[Assignment]: Each record should be output exactly, with every character kept.

[Provided information]:
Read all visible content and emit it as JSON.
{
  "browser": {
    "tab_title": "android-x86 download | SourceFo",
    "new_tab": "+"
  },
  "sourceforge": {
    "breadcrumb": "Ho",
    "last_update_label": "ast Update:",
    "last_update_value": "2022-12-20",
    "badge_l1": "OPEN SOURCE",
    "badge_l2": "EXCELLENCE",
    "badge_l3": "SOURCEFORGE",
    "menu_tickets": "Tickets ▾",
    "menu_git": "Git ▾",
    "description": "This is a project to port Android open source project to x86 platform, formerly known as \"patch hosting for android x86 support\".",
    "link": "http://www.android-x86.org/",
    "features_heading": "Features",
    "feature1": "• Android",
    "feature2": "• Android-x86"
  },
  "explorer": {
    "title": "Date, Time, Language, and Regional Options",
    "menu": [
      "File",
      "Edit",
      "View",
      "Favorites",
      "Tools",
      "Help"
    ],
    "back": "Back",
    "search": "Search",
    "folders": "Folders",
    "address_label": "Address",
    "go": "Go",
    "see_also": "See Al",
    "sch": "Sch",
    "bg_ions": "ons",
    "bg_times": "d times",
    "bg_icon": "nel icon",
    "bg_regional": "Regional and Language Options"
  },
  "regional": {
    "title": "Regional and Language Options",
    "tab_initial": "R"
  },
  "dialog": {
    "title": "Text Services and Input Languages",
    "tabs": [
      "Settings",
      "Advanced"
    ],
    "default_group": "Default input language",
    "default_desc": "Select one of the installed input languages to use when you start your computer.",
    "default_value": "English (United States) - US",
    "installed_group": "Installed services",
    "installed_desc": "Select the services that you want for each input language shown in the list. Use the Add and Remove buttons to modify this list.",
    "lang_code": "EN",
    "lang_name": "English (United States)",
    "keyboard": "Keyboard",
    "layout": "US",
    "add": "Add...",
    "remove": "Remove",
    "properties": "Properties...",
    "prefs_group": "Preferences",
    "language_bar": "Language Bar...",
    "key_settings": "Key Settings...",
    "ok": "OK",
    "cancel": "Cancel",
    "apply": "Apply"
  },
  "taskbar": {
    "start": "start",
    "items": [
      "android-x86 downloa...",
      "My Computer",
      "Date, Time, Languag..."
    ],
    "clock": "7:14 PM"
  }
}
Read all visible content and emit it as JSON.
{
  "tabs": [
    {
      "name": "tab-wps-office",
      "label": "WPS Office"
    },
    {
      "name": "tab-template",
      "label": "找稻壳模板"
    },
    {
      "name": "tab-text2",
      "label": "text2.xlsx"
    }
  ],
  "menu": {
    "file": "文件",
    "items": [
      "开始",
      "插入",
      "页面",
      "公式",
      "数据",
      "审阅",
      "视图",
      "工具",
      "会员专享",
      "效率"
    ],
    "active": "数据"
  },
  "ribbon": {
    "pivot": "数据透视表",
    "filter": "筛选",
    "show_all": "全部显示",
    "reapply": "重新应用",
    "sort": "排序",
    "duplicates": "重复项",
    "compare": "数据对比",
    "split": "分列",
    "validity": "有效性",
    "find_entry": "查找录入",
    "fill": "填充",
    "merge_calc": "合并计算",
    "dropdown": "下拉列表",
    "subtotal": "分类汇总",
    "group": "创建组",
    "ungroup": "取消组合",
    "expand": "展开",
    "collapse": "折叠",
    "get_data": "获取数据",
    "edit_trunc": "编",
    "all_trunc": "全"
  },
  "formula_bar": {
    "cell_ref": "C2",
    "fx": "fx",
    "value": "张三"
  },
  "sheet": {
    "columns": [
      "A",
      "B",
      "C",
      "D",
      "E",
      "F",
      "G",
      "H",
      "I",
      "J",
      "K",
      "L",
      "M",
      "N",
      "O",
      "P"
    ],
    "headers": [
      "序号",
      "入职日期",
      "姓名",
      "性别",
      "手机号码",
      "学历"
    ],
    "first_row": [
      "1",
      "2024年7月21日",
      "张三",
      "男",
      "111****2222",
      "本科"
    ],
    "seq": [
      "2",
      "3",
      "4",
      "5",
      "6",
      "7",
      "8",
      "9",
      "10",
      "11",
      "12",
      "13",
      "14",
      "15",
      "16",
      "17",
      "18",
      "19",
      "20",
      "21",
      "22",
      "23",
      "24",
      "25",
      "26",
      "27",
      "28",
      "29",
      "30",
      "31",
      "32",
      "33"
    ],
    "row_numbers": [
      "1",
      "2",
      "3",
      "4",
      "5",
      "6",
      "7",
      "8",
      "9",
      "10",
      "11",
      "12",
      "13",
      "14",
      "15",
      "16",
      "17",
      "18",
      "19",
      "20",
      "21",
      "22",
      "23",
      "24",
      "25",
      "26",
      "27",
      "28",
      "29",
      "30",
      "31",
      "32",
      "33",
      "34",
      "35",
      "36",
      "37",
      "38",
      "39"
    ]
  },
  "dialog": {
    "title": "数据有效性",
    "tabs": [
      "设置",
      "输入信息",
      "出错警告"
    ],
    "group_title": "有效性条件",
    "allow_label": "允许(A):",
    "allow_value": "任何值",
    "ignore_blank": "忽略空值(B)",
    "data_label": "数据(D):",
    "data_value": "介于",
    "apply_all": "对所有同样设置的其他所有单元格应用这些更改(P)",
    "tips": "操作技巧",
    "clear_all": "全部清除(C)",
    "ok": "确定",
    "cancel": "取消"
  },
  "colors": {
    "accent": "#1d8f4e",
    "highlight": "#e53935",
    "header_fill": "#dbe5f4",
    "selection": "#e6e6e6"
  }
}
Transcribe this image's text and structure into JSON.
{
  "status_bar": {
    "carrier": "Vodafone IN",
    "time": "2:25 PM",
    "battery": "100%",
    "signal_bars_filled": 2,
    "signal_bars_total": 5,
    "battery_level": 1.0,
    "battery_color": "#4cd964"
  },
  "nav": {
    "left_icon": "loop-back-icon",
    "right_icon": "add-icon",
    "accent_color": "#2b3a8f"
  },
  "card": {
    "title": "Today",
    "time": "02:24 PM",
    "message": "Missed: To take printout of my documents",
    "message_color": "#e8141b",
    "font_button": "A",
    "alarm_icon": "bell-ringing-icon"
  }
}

[Written answer]:
Read all visible content and emit it as JSON.
{
  "browser": {
    "tab_title": "android-x86 download | SourceFo",
    "new_tab": "+"
  },
  "sourceforge": {
    "breadcrumb": "Ho",
    "last_update_label": "ast Update:",
    "last_update_value": "2022-12-20",
    "badge_l1": "OPEN SOURCE",
    "badge_l2": "EXCELLENCE",
    "badge_l3": "SOURCEFORGE",
    "menu_tickets": "Tickets ▾",
    "menu_git": "Git ▾",
    "description": "This is a project to port Android open source project to x86 platform, formerly known as \"patch hosting for android x86 support\".",
    "link": "http://www.android-x86.org/",
    "features_heading": "Features",
    "feature1": "• Android",
    "feature2": "• Android-x86"
  },
  "explorer": {
    "title": "Date, Time, Language, and Regional Options",
    "menu": [
      "File",
      "Edit",
      "View",
      "Favorites",
      "Tools",
      "Help"
    ],
    "back": "Back",
    "search": "Search",
    "folders": "Folders",
    "address_label": "Address",
    "go": "Go",
    "see_also": "See Al",
    "sch": "Sch",
    "bg_ions": "ons",
    "bg_times": "d times",
    "bg_icon": "nel icon",
    "bg_regional": "Regional and Language Options"
  },
  "regional": {
    "title": "Regional and Language Options",
    "tab_initial": "R"
  },
  "dialog": {
    "title": "Text Services and Input Languages",
    "tabs": [
      "Settings",
      "Advanced"
    ],
    "default_group": "Default input language",
    "default_desc": "Select one of the installed input languages to use when you start your computer.",
    "default_value": "English (United States) - US",
    "installed_group": "Installed services",
    "installed_desc": "Select the services that you want for each input language shown in the list. Use the Add and Remove buttons to modify this list.",
    "lang_code": "EN",
    "lang_name": "English (United States)",
    "keyboard": "Keyboard",
    "layout": "US",
    "add": "Add...",
    "remove": "Remove",
    "properties": "Properties...",
    "prefs_group": "Preferences",
    "language_bar": "Language Bar...",
    "key_settings": "Key Settings...",
    "ok": "OK",
    "cancel": "Cancel",
    "apply": "Apply"
  },
  "taskbar": {
    "start": "start",
    "items": [
      "android-x86 downloa...",
      "My Computer",
      "Date, Time, Languag..."
    ],
    "clock": "7:14 PM"
  }
}
Read all visible content and emit it as JSON.
{
  "tabs": [
    {
      "name": "tab-wps-office",
      "label": "WPS Office"
    },
    {
      "name": "tab-template",
      "label": "找稻壳模板"
    },
    {
      "name": "tab-text2",
      "label": "text2.xlsx"
    }
  ],
  "menu": {
    "file": "文件",
    "items": [
      "开始",
      "插入",
      "页面",
      "公式",
      "数据",
      "审阅",
      "视图",
      "工具",
      "会员专享",
      "效率"
    ],
    "active": "数据"
  },
  "ribbon": {
    "pivot": "数据透视表",
    "filter": "筛选",
    "show_all": "全部显示",
    "reapply": "重新应用",
    "sort": "排序",
    "duplicates": "重复项",
    "compare": "数据对比",
    "split": "分列",
    "validity": "有效性",
    "find_entry": "查找录入",
    "fill": "填充",
    "merge_calc": "合并计算",
    "dropdown": "下拉列表",
    "subtotal": "分类汇总",
    "group": "创建组",
    "ungroup": "取消组合",
    "expand": "展开",
    "collapse": "折叠",
    "get_data": "获取数据",
    "edit_trunc": "编",
    "all_trunc": "全"
  },
  "formula_bar": {
    "cell_ref": "C2",
    "fx": "fx",
    "value": "张三"
  },
  "sheet": {
    "columns": [
      "A",
      "B",
      "C",
      "D",
      "E",
      "F",
      "G",
      "H",
      "I",
      "J",
      "K",
      "L",
      "M",
      "N",
      "O",
      "P"
    ],
    "headers": [
      "序号",
      "入职日期",
      "姓名",
      "性别",
      "手机号码",
      "学历"
    ],
    "first_row": [
      "1",
      "2024年7月21日",
      "张三",
      "男",
      "111****2222",
      "本科"
    ],
    "seq": [
      "2",
      "3",
      "4",
      "5",
      "6",
      "7",
      "8",
      "9",
      "10",
      "11",
      "12",
      "13",
      "14",
      "15",
      "16",
      "17",
      "18",
      "19",
      "20",
      "21",
      "22",
      "23",
      "24",
      "25",
      "26",
      "27",
      "28",
      "29",
      "30",
      "31",
      "32",
      "33"
    ],
    "row_numbers": [
      "1",
      "2",
      "3",
      "4",
      "5",
      "6",
      "7",
      "8",
      "9",
      "10",
      "11",
      "12",
      "13",
      "14",
      "15",
      "16",
      "17",
      "18",
      "19",
      "20",
      "21",
      "22",
      "23",
      "24",
      "25",
      "26",
      "27",
      "28",
      "29",
      "30",
      "31",
      "32",
      "33",
      "34",
      "35",
      "36",
      "37",
      "38",
      "39"
    ]
  },
  "dialog": {
    "title": "数据有效性",
    "tabs": [
      "设置",
      "输入信息",
      "出错警告"
    ],
    "group_title": "有效性条件",
    "allow_label": "允许(A):",
    "allow_value": "任何值",
    "ignore_blank": "忽略空值(B)",
    "data_label": "数据(D):",
    "data_value": "介于",
    "apply_all": "对所有同样设置的其他所有单元格应用这些更改(P)",
    "tips": "操作技巧",
    "clear_all": "全部清除(C)",
    "ok": "确定",
    "cancel": "取消"
  },
  "colors": {
    "accent": "#1d8f4e",
    "highlight": "#e53935",
    "header_fill": "#dbe5f4",
    "selection": "#e6e6e6"
  }
}
Transcribe this image's text and structure into JSON.
{
  "status_bar": {
    "carrier": "Vodafone IN",
    "time": "2:25 PM",
    "battery": "100%",
    "signal_bars_filled": 2,
    "signal_bars_total": 5,
    "battery_level": 1.0,
    "battery_color": "#4cd964"
  },
  "nav": {
    "left_icon": "loop-back-icon",
    "right_icon": "add-icon",
    "accent_color": "#2b3a8f"
  },
  "card": {
    "title": "Today",
    "time": "02:24 PM",
    "message": "Missed: To take printout of my documents",
    "message_color": "#e8141b",
    "font_button": "A",
    "alarm_icon": "bell-ringing-icon"
  }
}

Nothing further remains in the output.